BRIEF
Give all the records again, with no alterations.
··········
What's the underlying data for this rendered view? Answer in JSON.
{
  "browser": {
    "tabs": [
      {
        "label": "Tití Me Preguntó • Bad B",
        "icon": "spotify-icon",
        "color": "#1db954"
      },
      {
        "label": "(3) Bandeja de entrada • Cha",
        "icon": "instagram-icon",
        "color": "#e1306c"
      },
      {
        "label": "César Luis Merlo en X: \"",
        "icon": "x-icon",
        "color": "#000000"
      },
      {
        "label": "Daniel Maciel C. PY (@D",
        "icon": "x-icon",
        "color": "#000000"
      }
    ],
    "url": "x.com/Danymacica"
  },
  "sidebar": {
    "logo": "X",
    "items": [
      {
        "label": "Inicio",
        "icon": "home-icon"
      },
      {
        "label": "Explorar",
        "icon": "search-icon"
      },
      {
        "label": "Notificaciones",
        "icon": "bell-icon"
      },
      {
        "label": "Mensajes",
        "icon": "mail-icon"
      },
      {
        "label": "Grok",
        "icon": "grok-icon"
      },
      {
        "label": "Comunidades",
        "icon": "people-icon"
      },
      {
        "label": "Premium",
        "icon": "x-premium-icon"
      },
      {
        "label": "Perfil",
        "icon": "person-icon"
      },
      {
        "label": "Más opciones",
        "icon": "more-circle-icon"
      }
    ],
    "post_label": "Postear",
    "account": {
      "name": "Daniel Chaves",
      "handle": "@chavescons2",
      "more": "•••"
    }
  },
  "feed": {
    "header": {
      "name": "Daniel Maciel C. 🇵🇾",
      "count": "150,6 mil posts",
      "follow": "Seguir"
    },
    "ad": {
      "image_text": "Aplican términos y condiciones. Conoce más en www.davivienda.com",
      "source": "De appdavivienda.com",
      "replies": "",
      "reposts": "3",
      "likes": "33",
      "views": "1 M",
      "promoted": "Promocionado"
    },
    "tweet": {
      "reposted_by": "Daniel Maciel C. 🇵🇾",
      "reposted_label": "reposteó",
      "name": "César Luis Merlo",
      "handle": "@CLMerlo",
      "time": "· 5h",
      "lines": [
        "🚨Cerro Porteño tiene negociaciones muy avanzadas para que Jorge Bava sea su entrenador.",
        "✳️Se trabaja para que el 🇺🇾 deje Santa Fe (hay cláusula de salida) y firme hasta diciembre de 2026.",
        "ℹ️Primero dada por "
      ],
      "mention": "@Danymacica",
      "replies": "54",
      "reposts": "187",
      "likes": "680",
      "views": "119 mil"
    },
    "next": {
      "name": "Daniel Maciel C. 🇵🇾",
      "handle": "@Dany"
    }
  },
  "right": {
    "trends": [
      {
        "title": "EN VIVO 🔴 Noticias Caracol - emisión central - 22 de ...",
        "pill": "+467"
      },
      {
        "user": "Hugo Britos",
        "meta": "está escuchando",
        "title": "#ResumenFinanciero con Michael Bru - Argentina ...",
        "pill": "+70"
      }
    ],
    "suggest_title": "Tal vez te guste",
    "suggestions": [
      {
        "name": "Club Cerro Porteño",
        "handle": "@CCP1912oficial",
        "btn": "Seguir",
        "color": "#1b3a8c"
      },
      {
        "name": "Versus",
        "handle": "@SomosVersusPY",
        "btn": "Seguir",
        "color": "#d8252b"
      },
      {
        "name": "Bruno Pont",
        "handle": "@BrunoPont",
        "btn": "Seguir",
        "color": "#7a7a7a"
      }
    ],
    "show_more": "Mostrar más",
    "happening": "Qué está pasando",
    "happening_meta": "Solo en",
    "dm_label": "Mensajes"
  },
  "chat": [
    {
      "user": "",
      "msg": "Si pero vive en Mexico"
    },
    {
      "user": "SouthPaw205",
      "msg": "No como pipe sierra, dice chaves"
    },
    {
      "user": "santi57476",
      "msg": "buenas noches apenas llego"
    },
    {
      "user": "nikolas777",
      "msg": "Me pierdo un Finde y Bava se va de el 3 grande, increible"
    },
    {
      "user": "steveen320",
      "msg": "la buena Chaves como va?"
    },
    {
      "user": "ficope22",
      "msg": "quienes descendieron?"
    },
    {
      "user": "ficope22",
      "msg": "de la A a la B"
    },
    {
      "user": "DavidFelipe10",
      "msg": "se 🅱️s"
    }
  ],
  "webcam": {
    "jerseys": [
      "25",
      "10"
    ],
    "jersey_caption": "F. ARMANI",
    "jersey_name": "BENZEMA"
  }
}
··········
YOUR RESPONSE
What's the underlying data for this rendered view? Answer in JSON.
{
  "browser": {
    "tabs": [
      {
        "label": "Tití Me Preguntó • Bad B",
        "icon": "spotify-icon",
        "color": "#1db954"
      },
      {
        "label": "(3) Bandeja de entrada • Cha",
        "icon": "instagram-icon",
        "color": "#e1306c"
      },
      {
        "label": "César Luis Merlo en X: \"",
        "icon": "x-icon",
        "color": "#000000"
      },
      {
        "label": "Daniel Maciel C. PY (@D",
        "icon": "x-icon",
        "color": "#000000"
      }
    ],
    "url": "x.com/Danymacica"
  },
  "sidebar": {
    "logo": "X",
    "items": [
      {
        "label": "Inicio",
        "icon": "home-icon"
      },
      {
        "label": "Explorar",
        "icon": "search-icon"
      },
      {
        "label": "Notificaciones",
        "icon": "bell-icon"
      },
      {
        "label": "Mensajes",
        "icon": "mail-icon"
      },
      {
        "label": "Grok",
        "icon": "grok-icon"
      },
      {
        "label": "Comunidades",
        "icon": "people-icon"
      },
      {
        "label": "Premium",
        "icon": "x-premium-icon"
      },
      {
        "label": "Perfil",
        "icon": "person-icon"
      },
      {
        "label": "Más opciones",
        "icon": "more-circle-icon"
      }
    ],
    "post_label": "Postear",
    "account": {
      "name": "Daniel Chaves",
      "handle": "@chavescons2",
      "more": "•••"
    }
  },
  "feed": {
    "header": {
      "name": "Daniel Maciel C. 🇵🇾",
      "count": "150,6 mil posts",
      "follow": "Seguir"
    },
    "ad": {
      "image_text": "Aplican términos y condiciones. Conoce más en www.davivienda.com",
      "source": "De appdavivienda.com",
      "replies": "",
      "reposts": "3",
      "likes": "33",
      "views": "1 M",
      "promoted": "Promocionado"
    },
    "tweet": {
      "reposted_by": "Daniel Maciel C. 🇵🇾",
      "reposted_label": "reposteó",
      "name": "César Luis Merlo",
      "handle": "@CLMerlo",
      "time": "· 5h",
      "lines": [
        "🚨Cerro Porteño tiene negociaciones muy avanzadas para que Jorge Bava sea su entrenador.",
        "✳️Se trabaja para que el 🇺🇾 deje Santa Fe (hay cláusula de salida) y firme hasta diciembre de 2026.",
        "ℹ️Primero dada por "
      ],
      "mention": "@Danymacica",
      "replies": "54",
      "reposts": "187",
      "likes": "680",
      "views": "119 mil"
    },
    "next": {
      "name": "Daniel Maciel C. 🇵🇾",
      "handle": "@Dany"
    }
  },
  "right": {
    "trends": [
      {
        "title": "EN VIVO 🔴 Noticias Caracol - emisión central - 22 de ...",
        "pill": "+467"
      },
      {
        "user": "Hugo Britos",
        "meta": "está escuchando",
        "title": "#ResumenFinanciero con Michael Bru - Argentina ...",
        "pill": "+70"
      }
    ],
    "suggest_title": "Tal vez te guste",
    "suggestions": [
      {
        "name": "Club Cerro Porteño",
        "handle": "@CCP1912oficial",
        "btn": "Seguir",
        "color": "#1b3a8c"
      },
      {
        "name": "Versus",
        "handle": "@SomosVersusPY",
        "btn": "Seguir",
        "color": "#d8252b"
      },
      {
        "name": "Bruno Pont",
        "handle": "@BrunoPont",
        "btn": "Seguir",
        "color": "#7a7a7a"
      }
    ],
    "show_more": "Mostrar más",
    "happening": "Qué está pasando",
    "happening_meta": "Solo en",
    "dm_label": "Mensajes"
  },
  "chat": [
    {
      "user": "",
      "msg": "Si pero vive en Mexico"
    },
    {
      "user": "SouthPaw205",
      "msg": "No como pipe sierra, dice chaves"
    },
    {
      "user": "santi57476",
      "msg": "buenas noches apenas llego"
    },
    {
      "user": "nikolas777",
      "msg": "Me pierdo un Finde y Bava se va de el 3 grande, increible"
    },
    {
      "user": "steveen320",
      "msg": "la buena Chaves como va?"
    },
    {
      "user": "ficope22",
      "msg": "quienes descendieron?"
    },
    {
      "user": "ficope22",
      "msg": "de la A a la B"
    },
    {
      "user": "DavidFelipe10",
      "msg": "se 🅱️s"
    }
  ],
  "webcam": {
    "jerseys": [
      "25",
      "10"
    ],
    "jersey_caption": "F. ARMANI",
    "jersey_name": "BENZEMA"
  }
}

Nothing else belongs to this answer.